judy Bieber and Eric Shanower (known to many for his comics work) both review a recent book about Oz and Baum by Evan Schwartz, and basically rip it to shreds. Not a book I’ll be reading!

And another article I enjoyed greatly is one by Paul Bienvenue on how collecting rare books has been impacted by the internet. Sadly, the days of finding great treasures in dusty old used book stores are pretty much over, but online treasures can now be found, and much easier.

A fine issue, as most are, and highly recommended.

And Then I Read: THE BAUM BUGLE Vol 52 #2


If you’re an Oz fan and a member of the International Wizard of Oz Club, you’ve already received this latest issue of their magazine, which is a treat for art lovers, Oz and otherwise. The front cover features this charming watercolor by John R. Neill, the artist most associated with the Oz books, having illustrated all but one of the original L. Frank Baum series, and many of the ones by other authors. The accompanying article is about his granddaughter Jory Mason and her project to put many unpublished or long unseen pieces of his art online, and eventually (she hopes) into a book, one which is long overdue in my opinion. Have a look at her website to enjoy lots of wonderful Neill art.


Also in this issue is an article about and by book cover painter Michael Herring. Herring dropped out of the cover art scene some years ago at the top of his game to follow a new path toward more personal work, and he’s currently living and painting in Australia. You might know his work from covers for science fiction and fantasy novels for Star Wars, and Tolkien’s books, among many others. He also painted the paperback covers for the Oz books published by Del Rey. Michael describes his workaholic life as a cover painter, and why he decided to quit, but since you can only get the magazine if you’re a club member, I’ll summarize: he really enjoyed the actual painting, but the market was going more and more into the computer world, which he didn’t like as much. So, he and his wife decided to give it all up and moved to a small village in Australia. Sounds pretty cool to me, and they had enough saved to live on, so that made it work for them. Michael doesn’t seem to have any online presence, but there are two of his Oz paintings for sale here.

I’ve been an Oz Club member for decades, and just when I think every possible Oz subject has been covered in the magazine, they come up with new ones. Well done.

And Then I Read: LOCUS 573

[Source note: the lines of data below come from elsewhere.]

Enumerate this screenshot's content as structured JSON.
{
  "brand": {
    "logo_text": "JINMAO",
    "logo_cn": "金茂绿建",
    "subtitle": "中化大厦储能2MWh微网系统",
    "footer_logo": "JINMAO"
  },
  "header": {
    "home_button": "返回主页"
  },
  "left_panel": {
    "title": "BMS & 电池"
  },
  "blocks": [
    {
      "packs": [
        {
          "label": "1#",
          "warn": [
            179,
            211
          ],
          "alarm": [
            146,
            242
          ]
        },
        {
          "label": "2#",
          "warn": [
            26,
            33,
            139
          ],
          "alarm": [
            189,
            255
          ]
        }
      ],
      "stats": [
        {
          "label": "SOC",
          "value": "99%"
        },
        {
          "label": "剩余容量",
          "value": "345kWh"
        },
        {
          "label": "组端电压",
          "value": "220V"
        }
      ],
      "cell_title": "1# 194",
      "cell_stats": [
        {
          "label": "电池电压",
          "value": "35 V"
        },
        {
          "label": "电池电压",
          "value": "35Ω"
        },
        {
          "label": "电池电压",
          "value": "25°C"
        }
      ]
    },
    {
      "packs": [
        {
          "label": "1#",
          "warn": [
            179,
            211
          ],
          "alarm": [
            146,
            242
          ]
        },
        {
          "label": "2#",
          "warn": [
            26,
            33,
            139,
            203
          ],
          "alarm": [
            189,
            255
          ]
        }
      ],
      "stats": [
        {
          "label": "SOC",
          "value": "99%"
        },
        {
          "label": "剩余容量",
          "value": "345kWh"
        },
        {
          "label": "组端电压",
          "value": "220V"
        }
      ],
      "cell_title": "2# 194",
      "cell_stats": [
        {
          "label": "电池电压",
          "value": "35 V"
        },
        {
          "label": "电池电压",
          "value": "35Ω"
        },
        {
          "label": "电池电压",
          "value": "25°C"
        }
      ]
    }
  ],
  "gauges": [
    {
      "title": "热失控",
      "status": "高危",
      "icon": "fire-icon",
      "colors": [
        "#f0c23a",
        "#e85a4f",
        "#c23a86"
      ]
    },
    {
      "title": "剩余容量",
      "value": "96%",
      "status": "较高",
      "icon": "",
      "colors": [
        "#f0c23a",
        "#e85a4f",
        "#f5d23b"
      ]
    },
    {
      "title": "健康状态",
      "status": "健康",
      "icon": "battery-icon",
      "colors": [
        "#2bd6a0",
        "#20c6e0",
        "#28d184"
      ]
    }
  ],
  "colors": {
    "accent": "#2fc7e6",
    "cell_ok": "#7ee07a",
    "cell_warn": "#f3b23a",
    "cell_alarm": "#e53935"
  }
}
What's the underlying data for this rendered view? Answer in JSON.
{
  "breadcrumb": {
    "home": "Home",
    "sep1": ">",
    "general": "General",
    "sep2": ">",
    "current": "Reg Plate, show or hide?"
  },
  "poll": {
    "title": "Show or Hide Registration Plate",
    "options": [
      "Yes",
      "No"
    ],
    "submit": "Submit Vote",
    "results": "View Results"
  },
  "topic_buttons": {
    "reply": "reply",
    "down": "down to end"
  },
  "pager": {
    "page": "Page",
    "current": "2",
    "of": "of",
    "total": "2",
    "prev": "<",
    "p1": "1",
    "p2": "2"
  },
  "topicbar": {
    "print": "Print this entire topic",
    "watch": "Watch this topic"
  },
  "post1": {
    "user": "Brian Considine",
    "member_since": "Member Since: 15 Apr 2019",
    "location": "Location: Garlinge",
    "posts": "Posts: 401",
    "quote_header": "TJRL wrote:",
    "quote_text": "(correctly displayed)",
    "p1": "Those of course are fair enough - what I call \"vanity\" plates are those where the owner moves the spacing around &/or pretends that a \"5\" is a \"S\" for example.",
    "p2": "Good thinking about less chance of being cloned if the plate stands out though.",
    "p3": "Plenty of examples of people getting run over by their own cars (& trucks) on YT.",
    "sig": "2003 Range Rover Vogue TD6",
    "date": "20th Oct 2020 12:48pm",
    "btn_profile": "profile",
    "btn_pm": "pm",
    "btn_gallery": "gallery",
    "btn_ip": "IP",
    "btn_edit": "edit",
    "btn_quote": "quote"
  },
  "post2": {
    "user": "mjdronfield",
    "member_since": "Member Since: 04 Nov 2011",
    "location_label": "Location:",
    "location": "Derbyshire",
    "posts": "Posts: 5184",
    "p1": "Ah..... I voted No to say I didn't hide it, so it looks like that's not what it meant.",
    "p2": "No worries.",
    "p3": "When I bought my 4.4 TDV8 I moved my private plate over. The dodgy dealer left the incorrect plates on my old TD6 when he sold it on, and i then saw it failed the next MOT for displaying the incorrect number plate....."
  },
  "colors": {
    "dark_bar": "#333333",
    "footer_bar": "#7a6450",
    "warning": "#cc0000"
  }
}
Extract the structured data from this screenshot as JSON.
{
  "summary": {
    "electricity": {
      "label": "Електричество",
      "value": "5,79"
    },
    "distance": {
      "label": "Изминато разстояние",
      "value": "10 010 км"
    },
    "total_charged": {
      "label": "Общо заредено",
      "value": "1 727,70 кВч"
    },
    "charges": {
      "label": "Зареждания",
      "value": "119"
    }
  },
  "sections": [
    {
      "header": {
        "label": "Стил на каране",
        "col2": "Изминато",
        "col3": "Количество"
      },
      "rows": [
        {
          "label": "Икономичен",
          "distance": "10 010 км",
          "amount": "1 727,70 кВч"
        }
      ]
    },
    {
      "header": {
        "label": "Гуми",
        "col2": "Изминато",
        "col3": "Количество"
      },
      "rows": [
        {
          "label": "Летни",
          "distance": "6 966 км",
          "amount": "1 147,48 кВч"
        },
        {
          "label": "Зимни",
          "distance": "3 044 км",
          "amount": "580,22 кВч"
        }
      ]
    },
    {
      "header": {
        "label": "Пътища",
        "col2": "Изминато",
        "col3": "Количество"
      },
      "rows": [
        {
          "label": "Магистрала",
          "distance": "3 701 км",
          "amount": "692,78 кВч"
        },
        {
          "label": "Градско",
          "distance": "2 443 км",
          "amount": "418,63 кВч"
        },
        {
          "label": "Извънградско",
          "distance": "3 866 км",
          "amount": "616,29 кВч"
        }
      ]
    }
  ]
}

If you’ve been a science fiction fan for some time, Ursula Le Guin is probably an author you’ve read. If you enjoy her work as much as I do, her interview in this month’s Locus is worth seeking out. One nice thing about Locus interviews: they eliminate all the questions, and edit the answers together, so it’s rather like reading an author’s thoughts about his or her own work, and sometimes the world they work in, all quite fascinating in most cases. I haven’t read all Le Guin’s fiction, but have enjoyed much of it, and her thoughts about the young adult market here made me look forward all the more to reading her recent trilogy in that arena, which I will soon.

Also of interest to long-time fans is Fred Pohl’s account of his collaboration with Arthur C. Clarke, which also serves as an obituary from one of the founding fathers of American SF to one of those in Britain.

And, as always, great book reviews and complete SF and Fantasy releases to keep you informed. I rarely visit the Locus Website, but that’s another good resource.